*** TASK INPUT Section Begins ***

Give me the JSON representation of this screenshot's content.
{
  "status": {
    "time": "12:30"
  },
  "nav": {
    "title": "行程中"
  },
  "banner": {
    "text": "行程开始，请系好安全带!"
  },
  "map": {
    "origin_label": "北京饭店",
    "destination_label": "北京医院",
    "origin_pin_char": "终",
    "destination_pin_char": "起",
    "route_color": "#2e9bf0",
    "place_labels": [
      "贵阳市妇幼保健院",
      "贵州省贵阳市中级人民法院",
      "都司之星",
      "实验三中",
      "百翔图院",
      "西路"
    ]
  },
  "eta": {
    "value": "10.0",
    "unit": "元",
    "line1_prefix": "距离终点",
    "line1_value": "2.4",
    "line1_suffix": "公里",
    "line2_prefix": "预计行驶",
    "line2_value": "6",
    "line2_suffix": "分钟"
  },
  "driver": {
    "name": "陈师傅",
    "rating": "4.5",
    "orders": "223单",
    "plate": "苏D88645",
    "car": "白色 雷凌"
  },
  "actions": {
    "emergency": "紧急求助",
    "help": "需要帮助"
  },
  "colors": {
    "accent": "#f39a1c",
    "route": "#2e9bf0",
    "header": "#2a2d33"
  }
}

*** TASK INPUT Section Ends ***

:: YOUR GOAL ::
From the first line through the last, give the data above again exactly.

:: WRITTEN ANSWER ::
Give me the JSON representation of this screenshot's content.
{
  "status": {
    "time": "12:30"
  },
  "nav": {
    "title": "行程中"
  },
  "banner": {
    "text": "行程开始，请系好安全带!"
  },
  "map": {
    "origin_label": "北京饭店",
    "destination_label": "北京医院",
    "origin_pin_char": "终",
    "destination_pin_char": "起",
    "route_color": "#2e9bf0",
    "place_labels": [
      "贵阳市妇幼保健院",
      "贵州省贵阳市中级人民法院",
      "都司之星",
      "实验三中",
      "百翔图院",
      "西路"
    ]
  },
  "eta": {
    "value": "10.0",
    "unit": "元",
    "line1_prefix": "距离终点",
    "line1_value": "2.4",
    "line1_suffix": "公里",
    "line2_prefix": "预计行驶",
    "line2_value": "6",
    "line2_suffix": "分钟"
  },
  "driver": {
    "name": "陈师傅",
    "rating": "4.5",
    "orders": "223单",
    "plate": "苏D88645",
    "car": "白色 雷凌"
  },
  "actions": {
    "emergency": "紧急求助",
    "help": "需要帮助"
  },
  "colors": {
    "accent": "#f39a1c",
    "route": "#2e9bf0",
    "header": "#2a2d33"
  }
}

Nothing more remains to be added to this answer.